START Records supplied
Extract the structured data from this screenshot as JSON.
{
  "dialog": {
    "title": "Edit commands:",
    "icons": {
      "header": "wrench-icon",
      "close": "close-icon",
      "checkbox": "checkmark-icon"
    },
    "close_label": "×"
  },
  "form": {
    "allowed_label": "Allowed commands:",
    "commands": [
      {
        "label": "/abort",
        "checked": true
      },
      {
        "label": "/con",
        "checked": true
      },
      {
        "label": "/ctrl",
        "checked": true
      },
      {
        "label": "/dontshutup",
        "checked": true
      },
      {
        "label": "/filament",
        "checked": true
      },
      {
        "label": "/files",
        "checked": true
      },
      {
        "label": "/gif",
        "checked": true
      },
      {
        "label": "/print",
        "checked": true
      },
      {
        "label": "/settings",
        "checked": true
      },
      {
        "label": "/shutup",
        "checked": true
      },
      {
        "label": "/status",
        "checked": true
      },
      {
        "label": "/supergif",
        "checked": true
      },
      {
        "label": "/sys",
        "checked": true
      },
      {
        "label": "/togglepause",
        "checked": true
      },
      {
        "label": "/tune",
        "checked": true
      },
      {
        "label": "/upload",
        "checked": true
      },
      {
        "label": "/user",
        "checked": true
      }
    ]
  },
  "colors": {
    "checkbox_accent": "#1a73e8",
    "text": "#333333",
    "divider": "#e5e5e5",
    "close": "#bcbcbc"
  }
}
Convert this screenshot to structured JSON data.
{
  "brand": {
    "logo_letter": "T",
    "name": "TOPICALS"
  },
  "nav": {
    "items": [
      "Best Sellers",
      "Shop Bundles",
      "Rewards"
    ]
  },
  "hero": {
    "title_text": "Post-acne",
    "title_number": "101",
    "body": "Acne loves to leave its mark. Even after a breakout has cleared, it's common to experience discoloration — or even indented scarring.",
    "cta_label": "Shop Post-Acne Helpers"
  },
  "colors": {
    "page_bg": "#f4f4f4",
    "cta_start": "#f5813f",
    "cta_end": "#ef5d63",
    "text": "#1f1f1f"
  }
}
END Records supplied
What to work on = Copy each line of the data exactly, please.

Answer =
Extract the structured data from this screenshot as JSON.
{
  "dialog": {
    "title": "Edit commands:",
    "icons": {
      "header": "wrench-icon",
      "close": "close-icon",
      "checkbox": "checkmark-icon"
    },
    "close_label": "×"
  },
  "form": {
    "allowed_label": "Allowed commands:",
    "commands": [
      {
        "label": "/abort",
        "checked": true
      },
      {
        "label": "/con",
        "checked": true
      },
      {
        "label": "/ctrl",
        "checked": true
      },
      {
        "label": "/dontshutup",
        "checked": true
      },
      {
        "label": "/filament",
        "checked": true
      },
      {
        "label": "/files",
        "checked": true
      },
      {
        "label": "/gif",
        "checked": true
      },
      {
        "label": "/print",
        "checked": true
      },
      {
        "label": "/settings",
        "checked": true
      },
      {
        "label": "/shutup",
        "checked": true
      },
      {
        "label": "/status",
        "checked": true
      },
      {
        "label": "/supergif",
        "checked": true
      },
      {
        "label": "/sys",
        "checked": true
      },
      {
        "label": "/togglepause",
        "checked": true
      },
      {
        "label": "/tune",
        "checked": true
      },
      {
        "label": "/upload",
        "checked": true
      },
      {
        "label": "/user",
        "checked": true
      }
    ]
  },
  "colors": {
    "checkbox_accent": "#1a73e8",
    "text": "#333333",
    "divider": "#e5e5e5",
    "close": "#bcbcbc"
  }
}
Convert this screenshot to structured JSON data.
{
  "brand": {
    "logo_letter": "T",
    "name": "TOPICALS"
  },
  "nav": {
    "items": [
      "Best Sellers",
      "Shop Bundles",
      "Rewards"
    ]
  },
  "hero": {
    "title_text": "Post-acne",
    "title_number": "101",
    "body": "Acne loves to leave its mark. Even after a breakout has cleared, it's common to experience discoloration — or even indented scarring.",
    "cta_label": "Shop Post-Acne Helpers"
  },
  "colors": {
    "page_bg": "#f4f4f4",
    "cta_start": "#f5813f",
    "cta_end": "#ef5d63",
    "text": "#1f1f1f"
  }
}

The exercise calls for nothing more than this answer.